Dataset entries:
• • • • • • •

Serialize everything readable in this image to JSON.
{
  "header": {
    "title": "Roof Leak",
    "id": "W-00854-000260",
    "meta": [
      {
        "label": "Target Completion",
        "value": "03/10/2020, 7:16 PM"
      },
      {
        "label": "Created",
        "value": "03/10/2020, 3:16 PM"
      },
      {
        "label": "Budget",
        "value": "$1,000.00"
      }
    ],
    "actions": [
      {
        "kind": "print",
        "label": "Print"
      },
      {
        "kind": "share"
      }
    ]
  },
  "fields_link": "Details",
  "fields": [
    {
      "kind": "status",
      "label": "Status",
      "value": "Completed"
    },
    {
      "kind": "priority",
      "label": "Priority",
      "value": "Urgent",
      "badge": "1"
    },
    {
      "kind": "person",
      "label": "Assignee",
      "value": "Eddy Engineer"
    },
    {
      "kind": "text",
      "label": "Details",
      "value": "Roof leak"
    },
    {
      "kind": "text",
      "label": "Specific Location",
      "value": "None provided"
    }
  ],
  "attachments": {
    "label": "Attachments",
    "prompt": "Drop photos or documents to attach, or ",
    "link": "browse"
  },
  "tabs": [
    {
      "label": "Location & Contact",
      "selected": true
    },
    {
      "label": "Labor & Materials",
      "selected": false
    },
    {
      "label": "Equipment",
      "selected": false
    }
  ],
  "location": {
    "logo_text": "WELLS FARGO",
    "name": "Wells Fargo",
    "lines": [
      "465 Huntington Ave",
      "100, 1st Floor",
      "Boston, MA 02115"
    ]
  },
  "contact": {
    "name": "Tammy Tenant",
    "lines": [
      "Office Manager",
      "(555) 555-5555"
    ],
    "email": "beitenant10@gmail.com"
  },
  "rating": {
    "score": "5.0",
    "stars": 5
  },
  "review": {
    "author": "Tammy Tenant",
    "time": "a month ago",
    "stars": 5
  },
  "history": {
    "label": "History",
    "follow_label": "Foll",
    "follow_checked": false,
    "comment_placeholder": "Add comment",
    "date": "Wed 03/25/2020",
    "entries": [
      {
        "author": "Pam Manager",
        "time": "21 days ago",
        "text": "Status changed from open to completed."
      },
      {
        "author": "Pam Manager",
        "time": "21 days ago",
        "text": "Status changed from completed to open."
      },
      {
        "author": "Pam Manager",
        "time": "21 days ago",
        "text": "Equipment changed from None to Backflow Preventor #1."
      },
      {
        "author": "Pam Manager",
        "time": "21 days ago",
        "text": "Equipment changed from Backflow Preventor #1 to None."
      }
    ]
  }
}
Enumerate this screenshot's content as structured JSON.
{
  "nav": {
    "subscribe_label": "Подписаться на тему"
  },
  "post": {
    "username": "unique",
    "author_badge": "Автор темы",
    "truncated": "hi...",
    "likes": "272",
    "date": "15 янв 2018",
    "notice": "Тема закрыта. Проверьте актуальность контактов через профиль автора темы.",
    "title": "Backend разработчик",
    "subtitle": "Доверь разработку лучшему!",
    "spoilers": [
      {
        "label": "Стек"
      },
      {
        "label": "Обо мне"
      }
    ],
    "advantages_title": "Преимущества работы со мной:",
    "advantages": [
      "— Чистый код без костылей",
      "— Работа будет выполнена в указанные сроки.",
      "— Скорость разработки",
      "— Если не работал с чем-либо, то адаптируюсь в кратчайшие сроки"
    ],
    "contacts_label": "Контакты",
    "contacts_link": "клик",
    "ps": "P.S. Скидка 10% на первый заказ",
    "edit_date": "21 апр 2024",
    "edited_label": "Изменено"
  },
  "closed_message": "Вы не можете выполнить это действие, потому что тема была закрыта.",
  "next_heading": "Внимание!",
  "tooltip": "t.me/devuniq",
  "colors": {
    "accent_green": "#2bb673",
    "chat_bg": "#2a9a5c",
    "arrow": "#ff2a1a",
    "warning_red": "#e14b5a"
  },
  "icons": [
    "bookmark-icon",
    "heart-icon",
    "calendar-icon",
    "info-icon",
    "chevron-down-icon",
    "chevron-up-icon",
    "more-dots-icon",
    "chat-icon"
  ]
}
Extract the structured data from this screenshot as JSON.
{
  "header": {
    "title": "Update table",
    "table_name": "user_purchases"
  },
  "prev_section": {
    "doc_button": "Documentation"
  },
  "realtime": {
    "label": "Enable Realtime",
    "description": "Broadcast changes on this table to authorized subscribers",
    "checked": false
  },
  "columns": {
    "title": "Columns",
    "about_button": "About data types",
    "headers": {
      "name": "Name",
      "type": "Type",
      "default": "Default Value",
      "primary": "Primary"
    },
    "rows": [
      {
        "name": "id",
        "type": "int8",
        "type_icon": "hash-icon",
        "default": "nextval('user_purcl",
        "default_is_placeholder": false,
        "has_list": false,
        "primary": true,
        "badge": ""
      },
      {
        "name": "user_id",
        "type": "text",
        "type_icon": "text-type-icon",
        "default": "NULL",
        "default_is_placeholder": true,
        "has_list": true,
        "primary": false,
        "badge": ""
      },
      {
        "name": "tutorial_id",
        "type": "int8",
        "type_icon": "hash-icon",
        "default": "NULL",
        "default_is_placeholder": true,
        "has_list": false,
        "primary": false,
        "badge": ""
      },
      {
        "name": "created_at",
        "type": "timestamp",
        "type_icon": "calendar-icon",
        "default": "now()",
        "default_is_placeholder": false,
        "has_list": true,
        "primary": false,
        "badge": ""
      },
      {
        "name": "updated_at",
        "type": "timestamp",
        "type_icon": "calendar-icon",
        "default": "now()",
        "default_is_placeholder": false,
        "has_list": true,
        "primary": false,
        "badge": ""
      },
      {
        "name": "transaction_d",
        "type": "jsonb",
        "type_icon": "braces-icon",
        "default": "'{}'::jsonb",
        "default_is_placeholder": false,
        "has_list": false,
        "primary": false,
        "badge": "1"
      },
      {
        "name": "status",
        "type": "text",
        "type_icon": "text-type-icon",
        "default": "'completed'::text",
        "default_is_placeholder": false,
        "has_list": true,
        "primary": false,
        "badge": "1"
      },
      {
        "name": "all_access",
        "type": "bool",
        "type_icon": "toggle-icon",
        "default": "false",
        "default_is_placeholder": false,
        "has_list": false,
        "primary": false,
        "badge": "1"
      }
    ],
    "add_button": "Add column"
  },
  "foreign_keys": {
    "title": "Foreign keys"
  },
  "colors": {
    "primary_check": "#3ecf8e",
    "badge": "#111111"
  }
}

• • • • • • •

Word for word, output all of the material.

Serialize everything readable in this image to JSON.
{
  "header": {
    "title": "Roof Leak",
    "id": "W-00854-000260",
    "meta": [
      {
        "label": "Target Completion",
        "value": "03/10/2020, 7:16 PM"
      },
      {
        "label": "Created",
        "value": "03/10/2020, 3:16 PM"
      },
      {
        "label": "Budget",
        "value": "$1,000.00"
      }
    ],
    "actions": [
      {
        "kind": "print",
        "label": "Print"
      },
      {
        "kind": "share"
      }
    ]
  },
  "fields_link": "Details",
  "fields": [
    {
      "kind": "status",
      "label": "Status",
      "value": "Completed"
    },
    {
      "kind": "priority",
      "label": "Priority",
      "value": "Urgent",
      "badge": "1"
    },
    {
      "kind": "person",
      "label": "Assignee",
      "value": "Eddy Engineer"
    },
    {
      "kind": "text",
      "label": "Details",
      "value": "Roof leak"
    },
    {
      "kind": "text",
      "label": "Specific Location",
      "value": "None provided"
    }
  ],
  "attachments": {
    "label": "Attachments",
    "prompt": "Drop photos or documents to attach, or ",
    "link": "browse"
  },
  "tabs": [
    {
      "label": "Location & Contact",
      "selected": true
    },
    {
      "label": "Labor & Materials",
      "selected": false
    },
    {
      "label": "Equipment",
      "selected": false
    }
  ],
  "location": {
    "logo_text": "WELLS FARGO",
    "name": "Wells Fargo",
    "lines": [
      "465 Huntington Ave",
      "100, 1st Floor",
      "Boston, MA 02115"
    ]
  },
  "contact": {
    "name": "Tammy Tenant",
    "lines": [
      "Office Manager",
      "(555) 555-5555"
    ],
    "email": "beitenant10@gmail.com"
  },
  "rating": {
    "score": "5.0",
    "stars": 5
  },
  "review": {
    "author": "Tammy Tenant",
    "time": "a month ago",
    "stars": 5
  },
  "history": {
    "label": "History",
    "follow_label": "Foll",
    "follow_checked": false,
    "comment_placeholder": "Add comment",
    "date": "Wed 03/25/2020",
    "entries": [
      {
        "author": "Pam Manager",
        "time": "21 days ago",
        "text": "Status changed from open to completed."
      },
      {
        "author": "Pam Manager",
        "time": "21 days ago",
        "text": "Status changed from completed to open."
      },
      {
        "author": "Pam Manager",
        "time": "21 days ago",
        "text": "Equipment changed from None to Backflow Preventor #1."
      },
      {
        "author": "Pam Manager",
        "time": "21 days ago",
        "text": "Equipment changed from Backflow Preventor #1 to None."
      }
    ]
  }
}
Enumerate this screenshot's content as structured JSON.
{
  "nav": {
    "subscribe_label": "Подписаться на тему"
  },
  "post": {
    "username": "unique",
    "author_badge": "Автор темы",
    "truncated": "hi...",
    "likes": "272",
    "date": "15 янв 2018",
    "notice": "Тема закрыта. Проверьте актуальность контактов через профиль автора темы.",
    "title": "Backend разработчик",
    "subtitle": "Доверь разработку лучшему!",
    "spoilers": [
      {
        "label": "Стек"
      },
      {
        "label": "Обо мне"
      }
    ],
    "advantages_title": "Преимущества работы со мной:",
    "advantages": [
      "— Чистый код без костылей",
      "— Работа будет выполнена в указанные сроки.",
      "— Скорость разработки",
      "— Если не работал с чем-либо, то адаптируюсь в кратчайшие сроки"
    ],
    "contacts_label": "Контакты",
    "contacts_link": "клик",
    "ps": "P.S. Скидка 10% на первый заказ",
    "edit_date": "21 апр 2024",
    "edited_label": "Изменено"
  },
  "closed_message": "Вы не можете выполнить это действие, потому что тема была закрыта.",
  "next_heading": "Внимание!",
  "tooltip": "t.me/devuniq",
  "colors": {
    "accent_green": "#2bb673",
    "chat_bg": "#2a9a5c",
    "arrow": "#ff2a1a",
    "warning_red": "#e14b5a"
  },
  "icons": [
    "bookmark-icon",
    "heart-icon",
    "calendar-icon",
    "info-icon",
    "chevron-down-icon",
    "chevron-up-icon",
    "more-dots-icon",
    "chat-icon"
  ]
}
Extract the structured data from this screenshot as JSON.
{
  "header": {
    "title": "Update table",
    "table_name": "user_purchases"
  },
  "prev_section": {
    "doc_button": "Documentation"
  },
  "realtime": {
    "label": "Enable Realtime",
    "description": "Broadcast changes on this table to authorized subscribers",
    "checked": false
  },
  "columns": {
    "title": "Columns",
    "about_button": "About data types",
    "headers": {
      "name": "Name",
      "type": "Type",
      "default": "Default Value",
      "primary": "Primary"
    },
    "rows": [
      {
        "name": "id",
        "type": "int8",
        "type_icon": "hash-icon",
        "default": "nextval('user_purcl",
        "default_is_placeholder": false,
        "has_list": false,
        "primary": true,
        "badge": ""
      },
      {
        "name": "user_id",
        "type": "text",
        "type_icon": "text-type-icon",
        "default": "NULL",
        "default_is_placeholder": true,
        "has_list": true,
        "primary": false,
        "badge": ""
      },
      {
        "name": "tutorial_id",
        "type": "int8",
        "type_icon": "hash-icon",
        "default": "NULL",
        "default_is_placeholder": true,
        "has_list": false,
        "primary": false,
        "badge": ""
      },
      {
        "name": "created_at",
        "type": "timestamp",
        "type_icon": "calendar-icon",
        "default": "now()",
        "default_is_placeholder": false,
        "has_list": true,
        "primary": false,
        "badge": ""
      },
      {
        "name": "updated_at",
        "type": "timestamp",
        "type_icon": "calendar-icon",
        "default": "now()",
        "default_is_placeholder": false,
        "has_list": true,
        "primary": false,
        "badge": ""
      },
      {
        "name": "transaction_d",
        "type": "jsonb",
        "type_icon": "braces-icon",
        "default": "'{}'::jsonb",
        "default_is_placeholder": false,
        "has_list": false,
        "primary": false,
        "badge": "1"
      },
      {
        "name": "status",
        "type": "text",
        "type_icon": "text-type-icon",
        "default": "'completed'::text",
        "default_is_placeholder": false,
        "has_list": true,
        "primary": false,
        "badge": "1"
      },
      {
        "name": "all_access",
        "type": "bool",
        "type_icon": "toggle-icon",
        "default": "false",
        "default_is_placeholder": false,
        "has_list": false,
        "primary": false,
        "badge": "1"
      }
    ],
    "add_button": "Add column"
  },
  "foreign_keys": {
    "title": "Foreign keys"
  },
  "colors": {
    "primary_check": "#3ecf8e",
    "badge": "#111111"
  }
}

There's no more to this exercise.